▶ _Data about app and page elements_:
---
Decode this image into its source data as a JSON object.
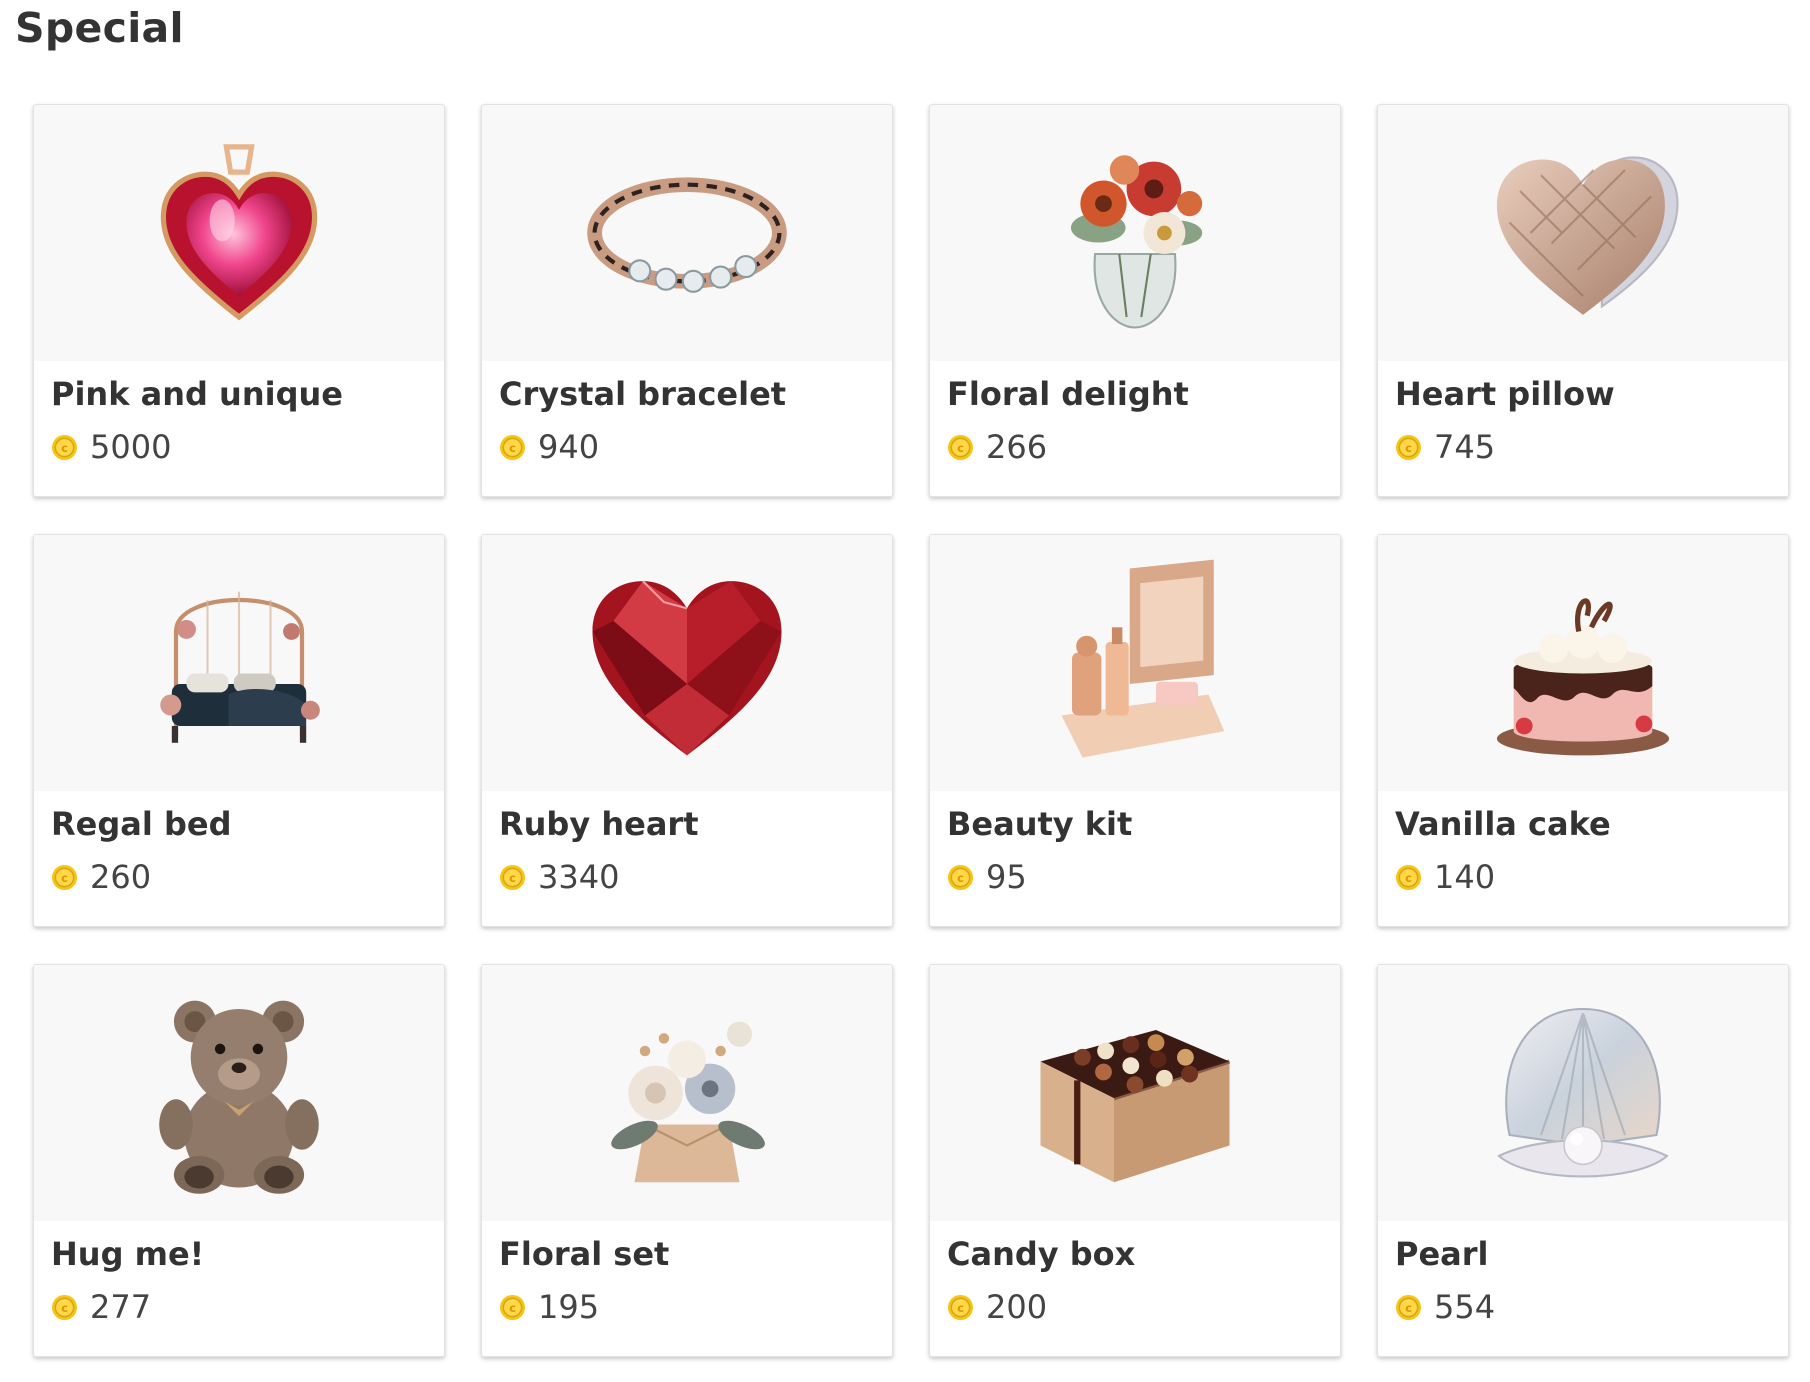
{
  "section": {
    "title": "Special"
  },
  "currency_icon": "gold-coin-icon",
  "items": [
    {
      "name": "Pink and unique",
      "price": "5000",
      "icon": "pink-heart-pendant-icon"
    },
    {
      "name": "Crystal bracelet",
      "price": "940",
      "icon": "crystal-bracelet-icon"
    },
    {
      "name": "Floral delight",
      "price": "266",
      "icon": "flower-vase-icon"
    },
    {
      "name": "Heart pillow",
      "price": "745",
      "icon": "heart-pillow-icon"
    },
    {
      "name": "Regal bed",
      "price": "260",
      "icon": "canopy-bed-icon"
    },
    {
      "name": "Ruby heart",
      "price": "3340",
      "icon": "ruby-heart-icon"
    },
    {
      "name": "Beauty kit",
      "price": "95",
      "icon": "beauty-kit-icon"
    },
    {
      "name": "Vanilla cake",
      "price": "140",
      "icon": "cake-icon"
    },
    {
      "name": "Hug me!",
      "price": "277",
      "icon": "teddy-bear-icon"
    },
    {
      "name": "Floral set",
      "price": "195",
      "icon": "flower-box-icon"
    },
    {
      "name": "Candy box",
      "price": "200",
      "icon": "chocolate-box-icon"
    },
    {
      "name": "Pearl",
      "price": "554",
      "icon": "pearl-shell-icon"
    }
  ]
}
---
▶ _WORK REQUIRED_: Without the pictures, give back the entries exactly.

▶ _SOLUTION_:
Decode this image into its source data as a JSON object.
{
  "section": {
    "title": "Special"
  },
  "currency_icon": "gold-coin-icon",
  "items": [
    {
      "name": "Pink and unique",
      "price": "5000",
      "icon": "pink-heart-pendant-icon"
    },
    {
      "name": "Crystal bracelet",
      "price": "940",
      "icon": "crystal-bracelet-icon"
    },
    {
      "name": "Floral delight",
      "price": "266",
      "icon": "flower-vase-icon"
    },
    {
      "name": "Heart pillow",
      "price": "745",
      "icon": "heart-pillow-icon"
    },
    {
      "name": "Regal bed",
      "price": "260",
      "icon": "canopy-bed-icon"
    },
    {
      "name": "Ruby heart",
      "price": "3340",
      "icon": "ruby-heart-icon"
    },
    {
      "name": "Beauty kit",
      "price": "95",
      "icon": "beauty-kit-icon"
    },
    {
      "name": "Vanilla cake",
      "price": "140",
      "icon": "cake-icon"
    },
    {
      "name": "Hug me!",
      "price": "277",
      "icon": "teddy-bear-icon"
    },
    {
      "name": "Floral set",
      "price": "195",
      "icon": "flower-box-icon"
    },
    {
      "name": "Candy box",
      "price": "200",
      "icon": "chocolate-box-icon"
    },
    {
      "name": "Pearl",
      "price": "554",
      "icon": "pearl-shell-icon"
    }
  ]
}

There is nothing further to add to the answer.